According to the EU6 standard, diesel engines are only allowed to emit a maximum of 80 milligrams of nitrogen oxide per kilometer – a constraint that also has to be seen in the context of the stricter RDE stipulations under all conceivable boundary conditions. This can only be achieved with state-of-the-art approaches to exhaust gas aftertreatment (EAT).
In Vienna, IAV will be presenting its solutions. Close-coupled exhaust gas aftertreatment concepts have the catalyst (DOC) positioned upstream of the turbocharger, together with a combination of diesel particulate filter and SCR system (SCRF). This means that the EAT components heat up faster or remain at a higher temperature when cold-starting the engine and when running at low load, resulting in a vehicle that complies with the emission limits in all circumstances. After a cold start, it takes just a few seconds to bring the vehicle emissions down to the lowest level. Other topologies are also conceivable apart from this radical solution. The EAT can be left in its conventional position with the turbocharger being bypassed during a cold start until DOC and SCRF are at operating temperature. Such alternative concepts help to adapt the close-coupled EAT system ideally to a manufacturer's vehicle portfolio.
Modern hybrid transmissions cut fuel consumption by about 18%
IAV's new eight-speed hybrid dual-clutch transmission offers efficiency at all operating points and in all driving situations. The high number of speeds guarantees ideal map utilization when the combustion engine is the main power source, thus already cutting fuel consumption in the New European Drive Cycle (NEDC) by 4.3% compared to a six-speed transmission. Fuel consumption is reduced even further by using an efficiency-optimized electric motor with 30 kilowatt constant power and maximum torque of 300 newton meters. It can provide all the drive power for sections of the journey while minimizing the overall transmission package. The hybrid concept alone cuts fuel consumption in the NEDC by 13.8%. Altogether, the high number of speeds in conjunction with the hybrid concept reduces fuel consumption by up to 18.1%. The eight-speed hybrid dual-clutch transmission with its 450 newton meters can be used in compact cars through to standard-size vehicles and even in the SUV segment.
Modular electric drive unit combines ride comfort and efficiency

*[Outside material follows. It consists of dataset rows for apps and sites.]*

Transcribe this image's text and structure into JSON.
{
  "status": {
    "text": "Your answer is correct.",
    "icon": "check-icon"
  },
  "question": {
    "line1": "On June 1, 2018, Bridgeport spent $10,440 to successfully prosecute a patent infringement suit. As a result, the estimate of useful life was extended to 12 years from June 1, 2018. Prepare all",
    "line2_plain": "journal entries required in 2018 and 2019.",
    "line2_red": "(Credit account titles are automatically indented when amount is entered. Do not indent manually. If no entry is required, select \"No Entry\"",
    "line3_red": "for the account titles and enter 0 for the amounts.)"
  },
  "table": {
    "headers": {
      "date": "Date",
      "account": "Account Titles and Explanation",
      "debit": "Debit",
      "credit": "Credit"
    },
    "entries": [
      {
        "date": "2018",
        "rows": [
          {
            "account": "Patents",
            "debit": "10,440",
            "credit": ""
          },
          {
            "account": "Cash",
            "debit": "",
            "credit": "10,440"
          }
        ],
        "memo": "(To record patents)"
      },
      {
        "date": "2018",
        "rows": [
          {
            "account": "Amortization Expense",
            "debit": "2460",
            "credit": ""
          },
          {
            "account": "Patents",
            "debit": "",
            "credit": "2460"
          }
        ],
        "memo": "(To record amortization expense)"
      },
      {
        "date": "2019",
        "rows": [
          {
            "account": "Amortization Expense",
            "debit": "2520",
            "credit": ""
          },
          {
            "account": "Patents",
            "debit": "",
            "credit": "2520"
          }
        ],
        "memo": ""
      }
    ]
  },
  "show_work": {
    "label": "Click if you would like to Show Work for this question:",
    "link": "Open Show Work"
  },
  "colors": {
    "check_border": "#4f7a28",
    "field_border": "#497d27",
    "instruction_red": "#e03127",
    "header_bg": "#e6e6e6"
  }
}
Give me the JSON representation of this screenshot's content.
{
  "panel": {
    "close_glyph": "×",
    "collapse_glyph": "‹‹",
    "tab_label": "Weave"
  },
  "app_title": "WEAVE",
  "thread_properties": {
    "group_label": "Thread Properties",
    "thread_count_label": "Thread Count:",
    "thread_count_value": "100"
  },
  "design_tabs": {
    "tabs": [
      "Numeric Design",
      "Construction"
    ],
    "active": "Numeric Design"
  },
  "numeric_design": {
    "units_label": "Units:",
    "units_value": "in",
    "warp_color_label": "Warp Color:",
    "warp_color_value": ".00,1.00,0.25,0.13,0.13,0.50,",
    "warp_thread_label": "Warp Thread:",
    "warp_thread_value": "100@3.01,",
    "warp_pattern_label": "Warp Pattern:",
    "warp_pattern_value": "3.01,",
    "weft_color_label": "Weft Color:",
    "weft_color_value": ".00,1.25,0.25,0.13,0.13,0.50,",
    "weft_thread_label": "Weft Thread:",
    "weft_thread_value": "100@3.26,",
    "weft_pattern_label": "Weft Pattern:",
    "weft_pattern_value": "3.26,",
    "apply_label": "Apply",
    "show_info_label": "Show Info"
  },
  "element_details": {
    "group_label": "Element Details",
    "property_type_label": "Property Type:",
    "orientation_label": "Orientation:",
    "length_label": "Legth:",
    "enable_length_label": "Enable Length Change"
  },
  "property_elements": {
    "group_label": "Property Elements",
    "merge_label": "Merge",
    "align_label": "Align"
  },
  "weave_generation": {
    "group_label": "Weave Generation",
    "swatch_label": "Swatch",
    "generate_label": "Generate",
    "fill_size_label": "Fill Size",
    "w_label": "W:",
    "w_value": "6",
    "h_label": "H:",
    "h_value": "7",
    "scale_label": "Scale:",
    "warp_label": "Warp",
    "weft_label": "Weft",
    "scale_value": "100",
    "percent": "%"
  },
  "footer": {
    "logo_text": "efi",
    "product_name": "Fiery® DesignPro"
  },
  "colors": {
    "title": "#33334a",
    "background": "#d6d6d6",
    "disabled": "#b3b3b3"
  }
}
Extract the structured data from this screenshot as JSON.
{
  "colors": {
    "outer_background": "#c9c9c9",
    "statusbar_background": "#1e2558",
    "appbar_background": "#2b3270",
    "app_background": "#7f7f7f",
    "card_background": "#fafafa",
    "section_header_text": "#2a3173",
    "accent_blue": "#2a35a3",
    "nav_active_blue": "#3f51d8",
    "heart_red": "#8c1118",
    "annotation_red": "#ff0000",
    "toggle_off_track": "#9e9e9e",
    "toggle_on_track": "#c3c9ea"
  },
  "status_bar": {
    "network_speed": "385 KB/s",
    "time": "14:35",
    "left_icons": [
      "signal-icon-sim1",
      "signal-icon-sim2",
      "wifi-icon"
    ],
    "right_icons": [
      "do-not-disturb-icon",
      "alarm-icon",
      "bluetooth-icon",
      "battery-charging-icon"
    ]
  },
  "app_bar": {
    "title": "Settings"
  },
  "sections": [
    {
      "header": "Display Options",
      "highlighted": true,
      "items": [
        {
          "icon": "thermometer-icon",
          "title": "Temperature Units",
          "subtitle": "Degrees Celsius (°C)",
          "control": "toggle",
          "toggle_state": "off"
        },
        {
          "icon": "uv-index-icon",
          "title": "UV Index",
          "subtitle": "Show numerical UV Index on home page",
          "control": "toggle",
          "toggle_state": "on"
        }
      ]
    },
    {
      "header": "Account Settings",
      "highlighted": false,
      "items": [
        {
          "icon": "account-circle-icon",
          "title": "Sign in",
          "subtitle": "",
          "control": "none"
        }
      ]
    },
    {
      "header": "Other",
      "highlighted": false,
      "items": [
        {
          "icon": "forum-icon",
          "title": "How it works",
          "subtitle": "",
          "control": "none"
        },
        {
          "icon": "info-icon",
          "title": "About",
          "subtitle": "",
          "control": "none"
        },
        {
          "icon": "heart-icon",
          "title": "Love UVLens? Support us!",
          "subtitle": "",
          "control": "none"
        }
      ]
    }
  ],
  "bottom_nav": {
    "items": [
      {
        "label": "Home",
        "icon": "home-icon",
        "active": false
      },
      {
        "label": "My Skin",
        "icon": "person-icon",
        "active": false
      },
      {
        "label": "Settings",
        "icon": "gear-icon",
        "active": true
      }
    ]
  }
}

Besides energy consumption, ride comfort is a crucial feature of electric drives. Both aspects are combined in the latest generation of modular electric drive units by IAV, now in a compact design. The planetary gear set has a maximum of three speeds with the different transmission gear ratios offering maximum efficiency or high hill-climbing ability, depending on the specific driving situation. The electric motor produces constant power of 50 kilowatt and maximum power of 80 kilowatt. It generates a constant torque of 150 newton meters which can be briefly increased to 300 newton meters. The modular electric drive unit increases the battery range by five to ten percent and can be put to flexible use, among others as the main drive for battery electric vehicles, fuel cell vehicles or as part of a plug-in hybrid system. The output is sufficient for vehicles in class A (subcompact cars), B (compact cars), C (standard-size cars) and D (upper standard-size cars).
Maximum efficiency with minimum emissions
IAV wants to play a proactive role in advancing low-emission or zero-emissions driving. "We are aiming for mobility with maximum efficiency and minimum emissions", says Kurt Blumenröder, IAV President and CEO. "The exhibits in Vienna show the successful approach: with further improvements in conventional powertrains, more hybridization and a long-term transition to e-mobility. The three exhibits are mature solutions that can be adapted to specific customer requirements while acting right now as the starting point for production-ready development."
For more information please visit iav.com/en/vienna